28 28573Legend for Figures:574575Figure 1 Effect of multiple risk factors on the extent of atherosclerosis in the aorta and576coronary arteries in children and young adults. (Reproduced with permission from577Berenson GE, Srinivasan SR, Bao W, Newman WP III, Tracy RE, Wattigney WA. For the578Bogalusa Heart Study. Association between multiple cardiovascular risk factors and579atherosclerosis in children and young adults. N Engl J Med 1998;338:1650-6.)580581Figure 2 Relation of cumulative levels of the BMI Z-score during childhood to adult582CIMT as estimated in regression analyses (solid, black line) that controlled for race, sex583and age. The effects of further adjustment for adult BMI is shown by the dashed gray584lines. The estimated difference in CIMT by adult BMI (at a constant childhood BMI for585age) is represented by the vertical distance between the dashed lines. (Reprinted with586permission from Macmillan Publishers Ltd: International Journal of Obesity (Freedman587DS, Patel DA, Srinivasan SR, Chen W, Tang R, Bond Mg, Berenson GS. The contribution588of childhood obesity to aduly carotid intima-media thickness: the Bogalusa Heart Study.589International Journal of Obesity. 32:749-756.), copyright (2008)590591Figure 3 The natural history of atherosclerosis. (Reproduced with permission from the592author - Dr. Henry McGill)593594Figure 4 Slide depicting the evolution of atherosclerosis as seen in the cross section of the595artery. (Reproduced from Netter Illustration with permission of Elsevier Inc.)596

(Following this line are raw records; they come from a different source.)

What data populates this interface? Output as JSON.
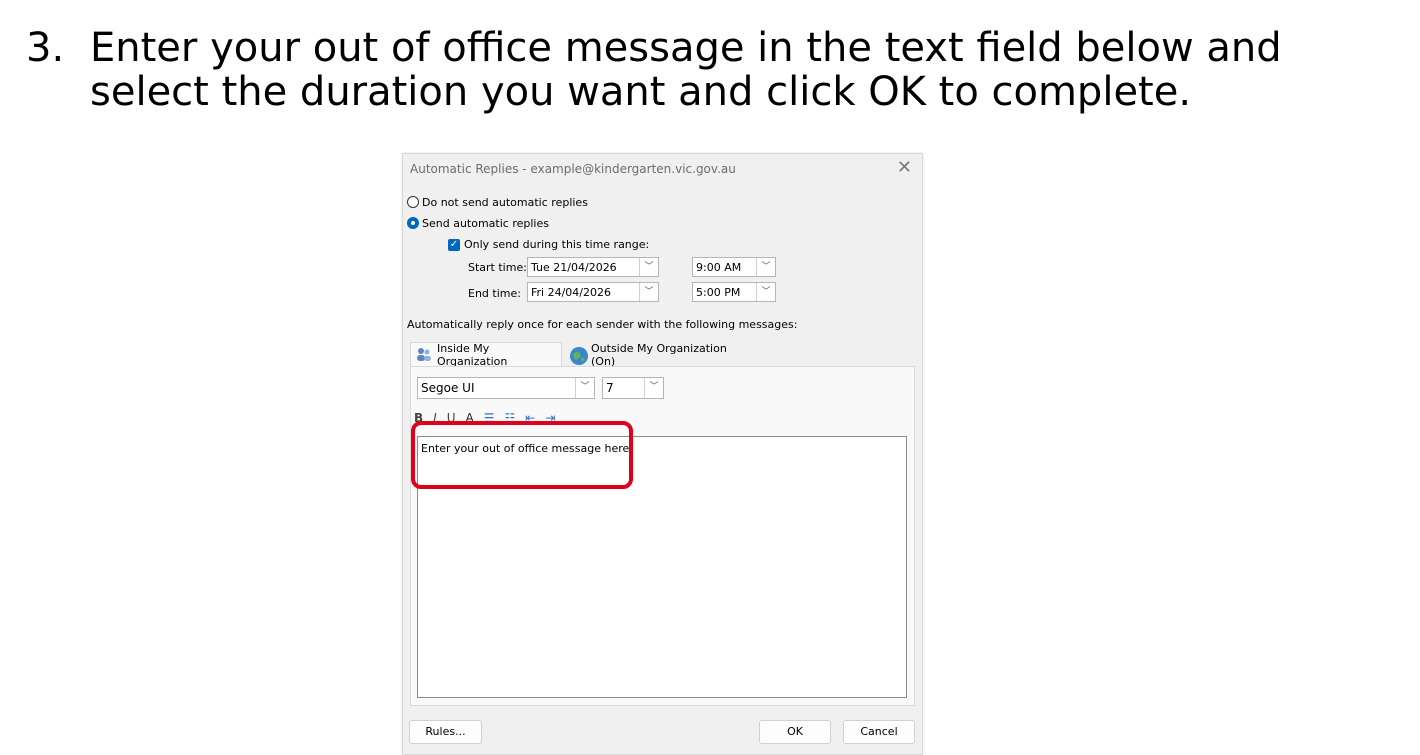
{
  "instruction": {
    "number": "3.",
    "text": "Enter your out of office message in the text field below and select the duration you want and click OK to complete."
  },
  "dialog": {
    "title": "Automatic Replies - example@kindergarten.vic.gov.au",
    "close_glyph": "✕",
    "radio_no_send": "Do not send automatic replies",
    "radio_send": "Send automatic replies",
    "selected_option": "Send automatic replies",
    "only_range_label": "Only send during this time range:",
    "only_range_checked": true,
    "start_label": "Start time:",
    "start_date": "Tue 21/04/2026",
    "start_time": "9:00 AM",
    "end_label": "End time:",
    "end_date": "Fri 24/04/2026",
    "end_time": "5:00 PM",
    "reply_info": "Automatically reply once for each sender with the following messages:",
    "tabs": [
      {
        "label": "Inside My Organization",
        "icon": "people-icon",
        "active": true
      },
      {
        "label": "Outside My Organization (On)",
        "icon": "globe-icon",
        "active": false
      }
    ],
    "font_name": "Segoe UI",
    "font_size": "7",
    "format_buttons": [
      "B",
      "I",
      "U",
      "A",
      "☰",
      "☷",
      "⇤",
      "⇥"
    ],
    "message_text": "Enter your out of office message here.",
    "rules_label": "Rules...",
    "ok_label": "OK",
    "cancel_label": "Cancel"
  },
  "colors": {
    "accent": "#0067c0",
    "highlight_border": "#e0001b",
    "dialog_bg": "#f0f0f0"
  }
}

29 29597Figure 5 Ultrasound images of the right common carotid artery, the bifurcation, and the598external and internal carotid arteries. The 10 mm wide box contains the region of interest599where the CIMT is measured with the reading depicted on the right.600601